• [EXTRACTED RECORDS]:
■ ■ ■ ■

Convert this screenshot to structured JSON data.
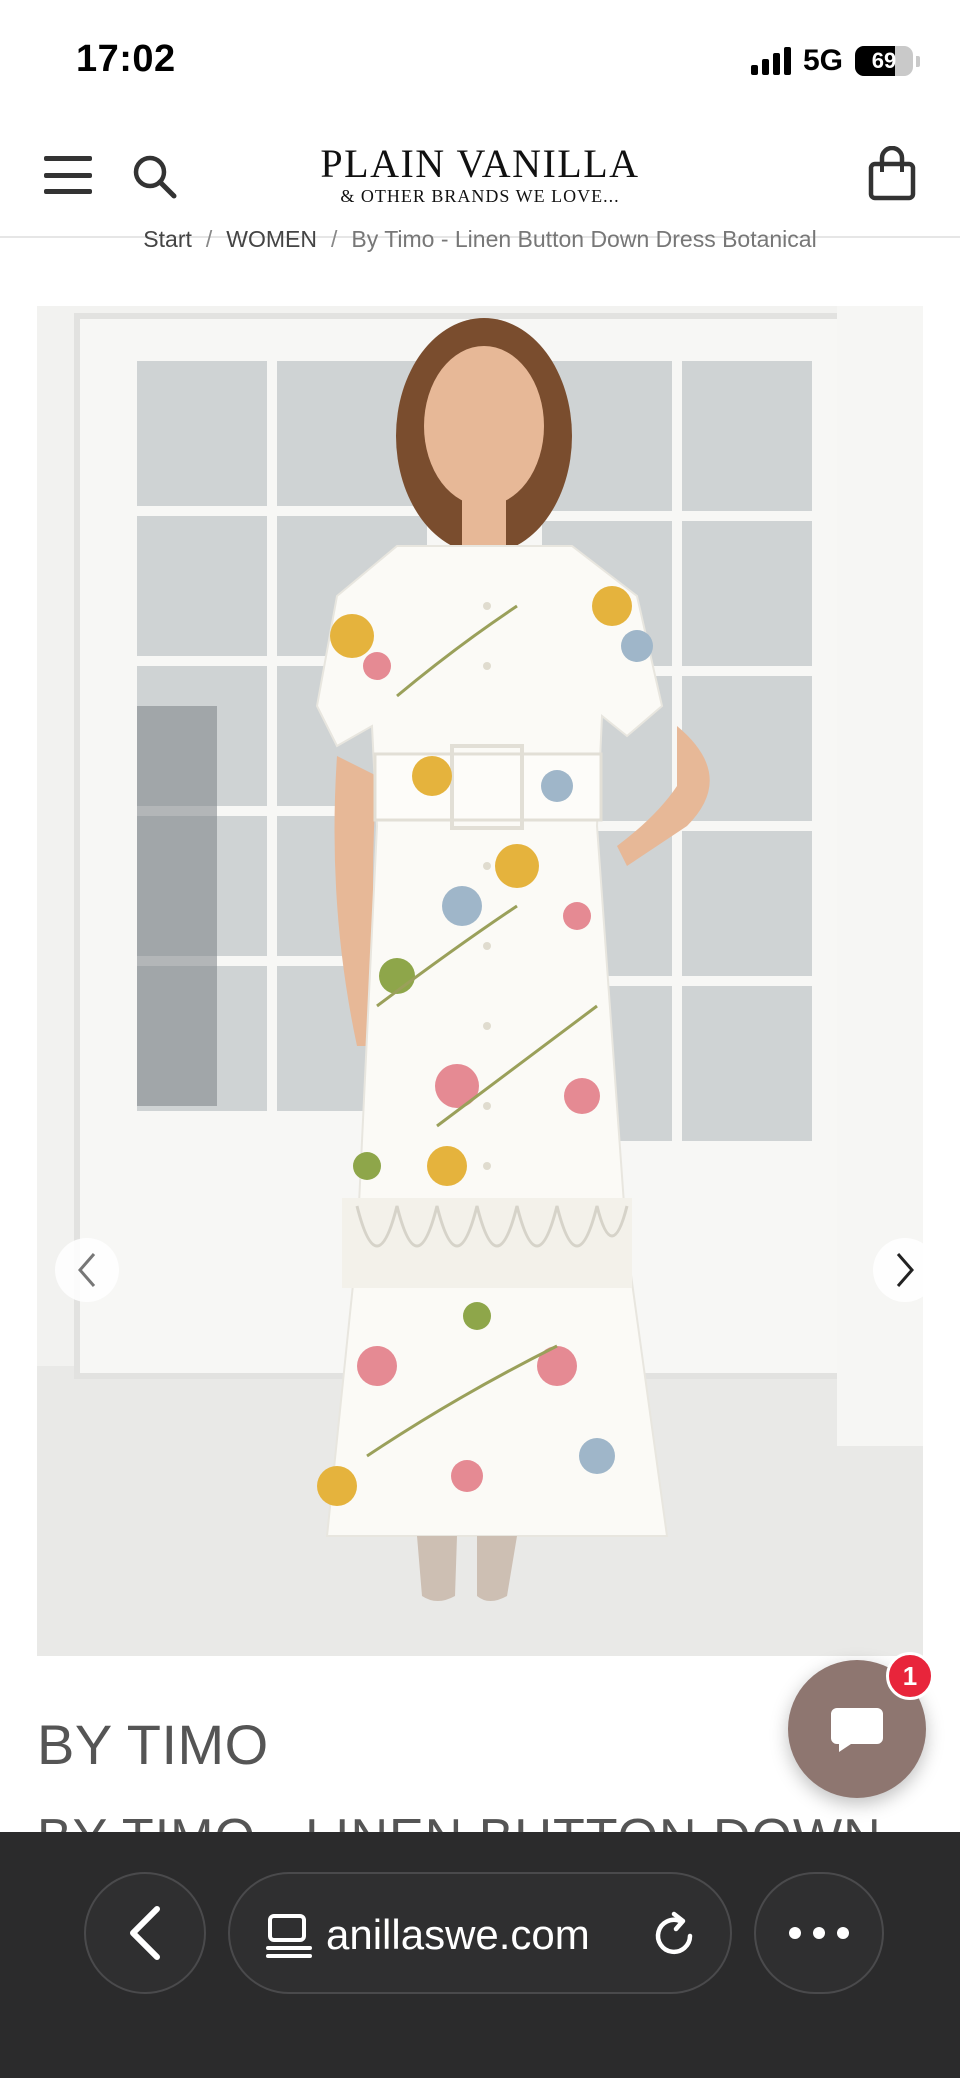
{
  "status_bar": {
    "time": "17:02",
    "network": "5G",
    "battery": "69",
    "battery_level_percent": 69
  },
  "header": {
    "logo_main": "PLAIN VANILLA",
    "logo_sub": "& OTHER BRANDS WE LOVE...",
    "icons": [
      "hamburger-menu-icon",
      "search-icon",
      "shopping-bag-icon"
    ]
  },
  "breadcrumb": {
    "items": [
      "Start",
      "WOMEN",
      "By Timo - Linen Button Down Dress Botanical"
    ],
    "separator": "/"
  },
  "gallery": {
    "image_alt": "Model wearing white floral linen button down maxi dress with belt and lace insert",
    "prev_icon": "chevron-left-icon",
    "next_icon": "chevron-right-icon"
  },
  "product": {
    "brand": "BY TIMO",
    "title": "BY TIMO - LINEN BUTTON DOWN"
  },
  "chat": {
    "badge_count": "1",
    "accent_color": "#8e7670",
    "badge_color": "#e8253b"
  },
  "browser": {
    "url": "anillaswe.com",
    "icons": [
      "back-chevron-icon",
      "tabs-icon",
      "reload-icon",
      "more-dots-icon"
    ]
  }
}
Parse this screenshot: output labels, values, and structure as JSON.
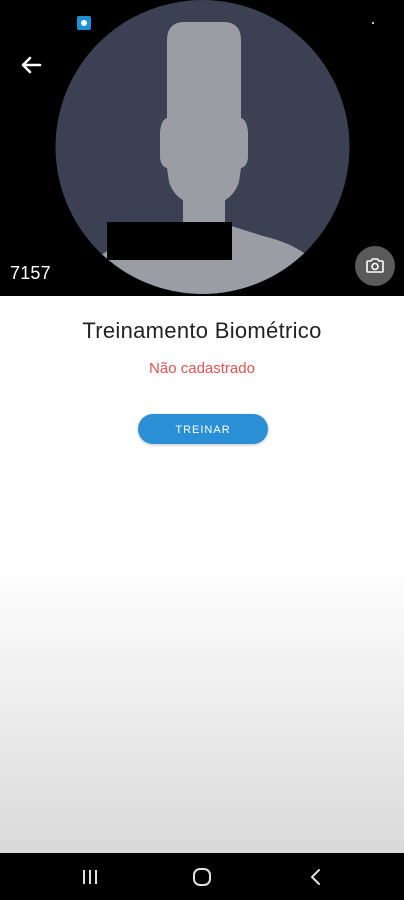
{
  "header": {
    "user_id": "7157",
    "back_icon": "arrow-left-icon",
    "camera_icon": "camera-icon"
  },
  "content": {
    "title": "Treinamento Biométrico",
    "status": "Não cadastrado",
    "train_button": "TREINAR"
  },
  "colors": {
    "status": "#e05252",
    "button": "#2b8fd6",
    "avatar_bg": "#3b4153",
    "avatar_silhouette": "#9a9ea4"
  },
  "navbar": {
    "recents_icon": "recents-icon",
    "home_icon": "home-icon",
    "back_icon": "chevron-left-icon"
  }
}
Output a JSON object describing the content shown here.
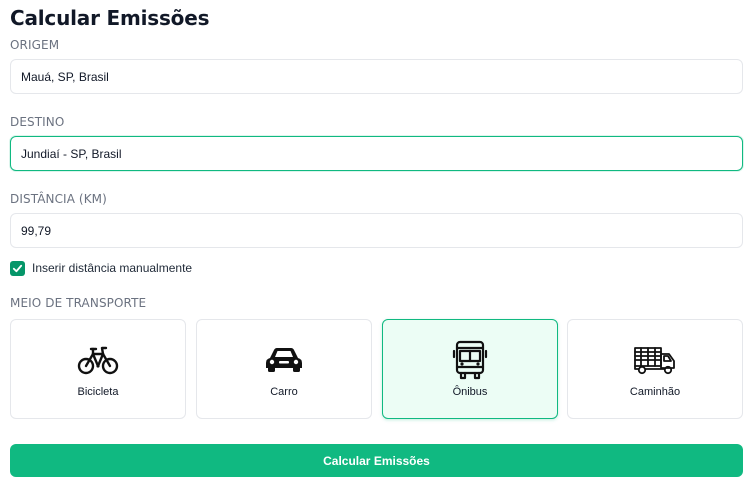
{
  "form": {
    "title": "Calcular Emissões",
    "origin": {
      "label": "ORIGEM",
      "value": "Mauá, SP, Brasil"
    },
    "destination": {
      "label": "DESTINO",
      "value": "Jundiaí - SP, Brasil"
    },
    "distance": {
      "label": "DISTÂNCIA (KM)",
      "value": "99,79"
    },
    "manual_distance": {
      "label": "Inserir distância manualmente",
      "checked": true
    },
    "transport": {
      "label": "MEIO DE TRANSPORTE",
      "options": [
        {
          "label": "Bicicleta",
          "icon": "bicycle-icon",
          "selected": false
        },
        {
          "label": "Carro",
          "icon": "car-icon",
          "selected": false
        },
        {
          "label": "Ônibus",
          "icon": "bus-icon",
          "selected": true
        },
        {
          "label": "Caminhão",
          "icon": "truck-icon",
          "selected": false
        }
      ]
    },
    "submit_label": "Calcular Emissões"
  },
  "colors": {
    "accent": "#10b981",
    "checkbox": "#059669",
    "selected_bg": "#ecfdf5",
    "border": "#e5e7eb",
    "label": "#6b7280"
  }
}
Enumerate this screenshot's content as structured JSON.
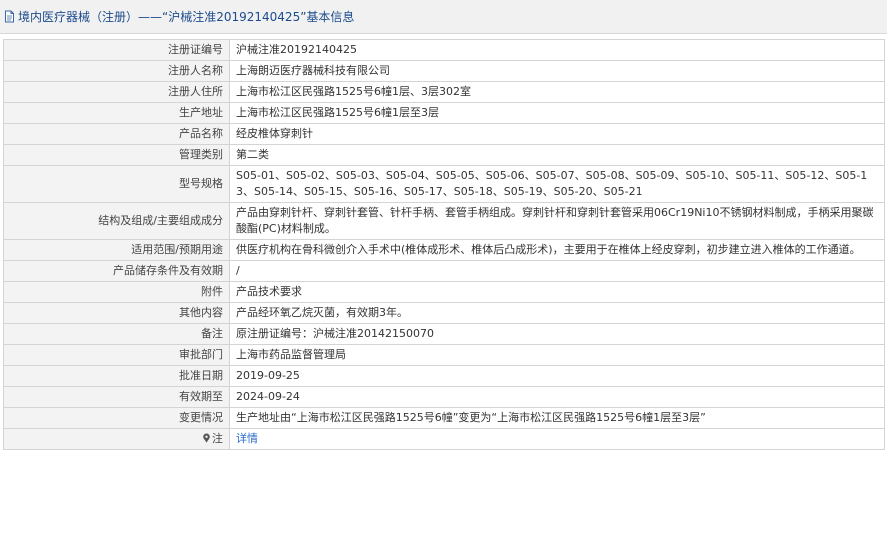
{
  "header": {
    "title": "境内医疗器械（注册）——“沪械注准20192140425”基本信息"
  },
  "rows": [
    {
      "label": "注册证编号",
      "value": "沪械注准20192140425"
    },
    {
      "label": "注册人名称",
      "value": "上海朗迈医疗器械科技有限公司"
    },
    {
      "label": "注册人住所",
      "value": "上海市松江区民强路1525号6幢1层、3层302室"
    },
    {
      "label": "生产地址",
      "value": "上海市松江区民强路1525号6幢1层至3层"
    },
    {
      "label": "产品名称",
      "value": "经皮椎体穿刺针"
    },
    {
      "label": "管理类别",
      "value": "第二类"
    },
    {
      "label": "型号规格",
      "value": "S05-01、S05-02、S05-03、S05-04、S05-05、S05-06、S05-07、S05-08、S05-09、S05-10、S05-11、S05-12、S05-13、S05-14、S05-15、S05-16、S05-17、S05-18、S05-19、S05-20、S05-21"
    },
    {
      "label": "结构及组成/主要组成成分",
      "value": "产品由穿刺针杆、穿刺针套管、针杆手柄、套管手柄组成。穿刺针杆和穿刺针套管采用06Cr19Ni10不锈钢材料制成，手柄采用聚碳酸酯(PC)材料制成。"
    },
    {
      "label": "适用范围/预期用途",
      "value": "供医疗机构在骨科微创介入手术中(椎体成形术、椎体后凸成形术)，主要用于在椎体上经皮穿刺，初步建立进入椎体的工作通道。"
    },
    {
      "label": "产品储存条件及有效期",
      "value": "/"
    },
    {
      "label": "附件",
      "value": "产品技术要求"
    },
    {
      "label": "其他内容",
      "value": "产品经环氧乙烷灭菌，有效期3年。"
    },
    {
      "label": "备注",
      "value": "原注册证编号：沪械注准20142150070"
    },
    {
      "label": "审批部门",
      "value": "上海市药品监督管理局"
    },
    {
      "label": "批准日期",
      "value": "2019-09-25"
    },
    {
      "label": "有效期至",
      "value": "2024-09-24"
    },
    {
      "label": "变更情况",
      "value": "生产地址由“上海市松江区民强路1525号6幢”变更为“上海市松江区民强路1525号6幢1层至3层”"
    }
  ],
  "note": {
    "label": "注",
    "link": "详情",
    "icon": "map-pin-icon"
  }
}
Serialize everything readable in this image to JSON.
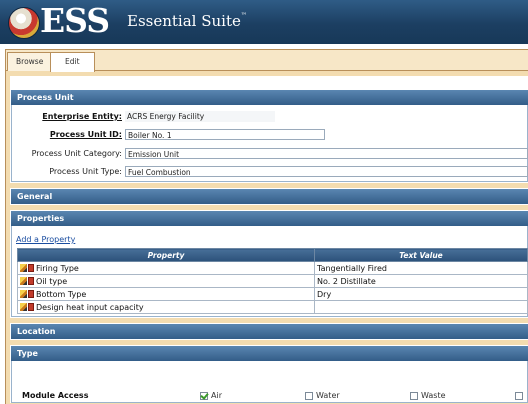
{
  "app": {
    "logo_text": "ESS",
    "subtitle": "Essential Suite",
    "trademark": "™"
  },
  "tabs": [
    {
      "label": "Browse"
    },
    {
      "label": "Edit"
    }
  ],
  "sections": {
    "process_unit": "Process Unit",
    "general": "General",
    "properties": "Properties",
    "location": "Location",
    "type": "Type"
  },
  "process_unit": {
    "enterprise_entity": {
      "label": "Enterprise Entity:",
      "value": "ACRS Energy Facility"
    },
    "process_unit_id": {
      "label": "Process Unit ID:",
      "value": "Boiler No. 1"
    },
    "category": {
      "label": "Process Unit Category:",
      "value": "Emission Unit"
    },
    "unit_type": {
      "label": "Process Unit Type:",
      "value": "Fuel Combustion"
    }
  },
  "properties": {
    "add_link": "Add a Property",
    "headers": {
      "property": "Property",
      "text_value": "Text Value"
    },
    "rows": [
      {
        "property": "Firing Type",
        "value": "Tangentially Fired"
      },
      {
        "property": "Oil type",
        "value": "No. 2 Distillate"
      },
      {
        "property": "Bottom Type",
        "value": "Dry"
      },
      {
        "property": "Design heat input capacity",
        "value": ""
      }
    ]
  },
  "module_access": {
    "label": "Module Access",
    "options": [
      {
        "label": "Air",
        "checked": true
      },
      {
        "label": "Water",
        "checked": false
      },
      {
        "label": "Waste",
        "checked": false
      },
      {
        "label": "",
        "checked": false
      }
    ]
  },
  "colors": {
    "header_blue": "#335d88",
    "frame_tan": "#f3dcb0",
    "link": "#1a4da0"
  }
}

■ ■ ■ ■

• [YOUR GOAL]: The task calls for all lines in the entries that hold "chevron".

• [SOLUTION TO THIS PROBLEM]:
    "prev_icon": "chevron-left-icon",
    "next_icon": "chevron-right-icon"
      "back-chevron-icon",
    "back_icon": "chevron-left-icon"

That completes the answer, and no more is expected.